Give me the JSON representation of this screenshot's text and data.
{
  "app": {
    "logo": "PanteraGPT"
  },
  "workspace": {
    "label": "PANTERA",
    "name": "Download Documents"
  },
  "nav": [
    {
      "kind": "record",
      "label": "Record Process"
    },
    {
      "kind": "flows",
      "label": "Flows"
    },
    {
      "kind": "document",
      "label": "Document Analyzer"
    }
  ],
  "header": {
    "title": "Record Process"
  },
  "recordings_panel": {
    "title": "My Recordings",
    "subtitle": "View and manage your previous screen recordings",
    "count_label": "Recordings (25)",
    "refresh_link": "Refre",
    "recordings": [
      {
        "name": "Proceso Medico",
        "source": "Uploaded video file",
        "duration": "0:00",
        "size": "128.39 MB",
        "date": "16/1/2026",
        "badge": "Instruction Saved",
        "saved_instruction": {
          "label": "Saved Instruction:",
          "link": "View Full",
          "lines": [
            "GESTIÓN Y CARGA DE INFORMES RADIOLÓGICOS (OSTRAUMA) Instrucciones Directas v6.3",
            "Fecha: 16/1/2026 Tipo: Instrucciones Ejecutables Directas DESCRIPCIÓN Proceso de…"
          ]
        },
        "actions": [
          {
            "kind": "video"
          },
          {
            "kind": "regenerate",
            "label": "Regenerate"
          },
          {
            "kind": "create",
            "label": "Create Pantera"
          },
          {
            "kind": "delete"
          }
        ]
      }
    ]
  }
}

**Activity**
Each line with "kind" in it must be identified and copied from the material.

**Output**
      "kind": "record",
      "kind": "flows",
      "kind": "document",
            "kind": "video"
            "kind": "regenerate",
            "kind": "create",
            "kind": "delete"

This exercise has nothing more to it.